A discussion on cyber-bullying at the Kanawha County Board of Education meeting Monday ended with board members realizing there isn't much they can do about it.
The issue is a timely one in the larger education community as school districts struggle to navigate bullying in the 21st century.
Board member Becky Jordon asked that the board discuss the problem after hearing, anecdotally, about problems with cyber-bulling in the county school system.
"We have a big problem with it," she said. "There are a lot of kids who don't want to go to school after kids go cuckoo on their phones and write mean stuff.
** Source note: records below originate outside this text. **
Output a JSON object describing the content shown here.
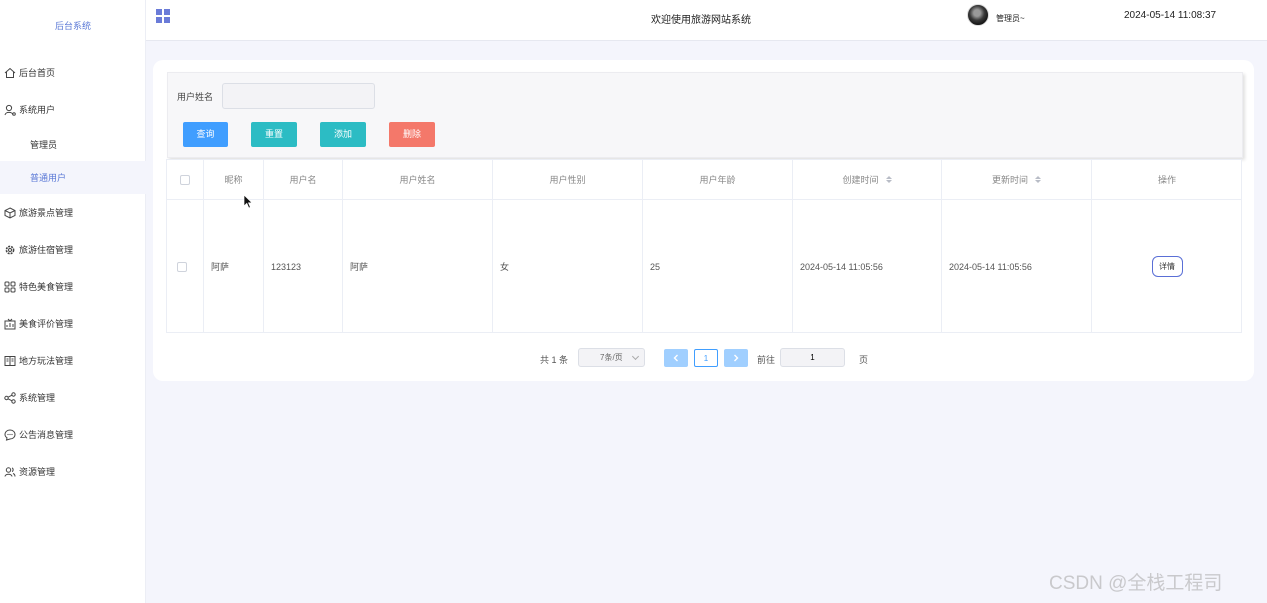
{
  "sidebar": {
    "brand": "后台系统",
    "items": [
      {
        "label": "后台首页",
        "icon": "home-icon"
      },
      {
        "label": "系统用户",
        "icon": "user-icon"
      },
      {
        "label": "旅游景点管理",
        "icon": "cube-icon"
      },
      {
        "label": "旅游住宿管理",
        "icon": "gear-icon"
      },
      {
        "label": "特色美食管理",
        "icon": "grid-icon"
      },
      {
        "label": "美食评价管理",
        "icon": "chart-box-icon"
      },
      {
        "label": "地方玩法管理",
        "icon": "book-icon"
      },
      {
        "label": "系统管理",
        "icon": "share-icon"
      },
      {
        "label": "公告消息管理",
        "icon": "chat-icon"
      },
      {
        "label": "资源管理",
        "icon": "users-icon"
      }
    ],
    "sub_items": [
      {
        "label": "管理员"
      },
      {
        "label": "普通用户",
        "active": true
      }
    ]
  },
  "header": {
    "title": "欢迎使用旅游网站系统",
    "user": "管理员",
    "datetime": "2024-05-14 11:08:37"
  },
  "search": {
    "label": "用户姓名",
    "value": "",
    "buttons": {
      "query": "查询",
      "reset": "重置",
      "add": "添加",
      "delete": "删除"
    }
  },
  "table": {
    "columns": [
      "昵称",
      "用户名",
      "用户姓名",
      "用户性别",
      "用户年龄",
      "创建时间",
      "更新时间",
      "操作"
    ],
    "rows": [
      [
        "阿萨",
        "123123",
        "阿萨",
        "女",
        "25",
        "2024-05-14 11:05:56",
        "2024-05-14 11:05:56",
        "详情"
      ]
    ]
  },
  "pagination": {
    "total": "共 1 条",
    "page_size": "7条/页",
    "current_page": "1",
    "goto_label": "前往",
    "goto_value": "1",
    "page_suffix": "页"
  },
  "watermark": "CSDN @全栈工程司",
  "colors": {
    "primary": "#409eff",
    "teal": "#2cbcc4",
    "danger": "#f4786a",
    "accent": "#5a78d6"
  }
}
And they have to be punished."
But punishing students for bullying, especially bullying that takes place on the Internet, is complex.
Jim Withrow, the board's attorney, presented the board with an overview of existing case law surrounding cyber-bullying cases to paint that picture: in many cases, judges ruled that the bullying represented free speech, or wasn't under the school system's jurisdiction, because it took place at home.
That's not always the case, though, and Withrow cited a case in Berkeley County in which the courts ruled in the favor of a student who was bullied by a peer via a public website.
The bullied student was too uncomfortable to attend school because of the attacks, and the court eventually ruled that the bullying had enough of an influence on the school's learning environment that the school system could discipline the bully.
"This gives us a fairly good rule to address instances where we can say that the right of every student to have a non-hostile learning environment are in play here," Withrow said. "I'm not saying that we need to or should address every one of them, but if we want to address those issues we sometimes can, even if it only affects one student negatively."
Leah Sparks, director of technology, said officials are working to prevent cyber-bullying through a combination of training and resources for students and teachers.
Someone at every school is specifically trained in procedures for dealing with bullying and cyber-bullying, and all staff and students undergo some online training.
"So we're always doing what we can to be proactive and bring these issues forward," she said.
"The real world is not always locked down, so we just have to prepare them for the real world before we send them out into it, by teachingContact writer Shay Maunz at shay.ma...@dailymail.com or 304-348-4886.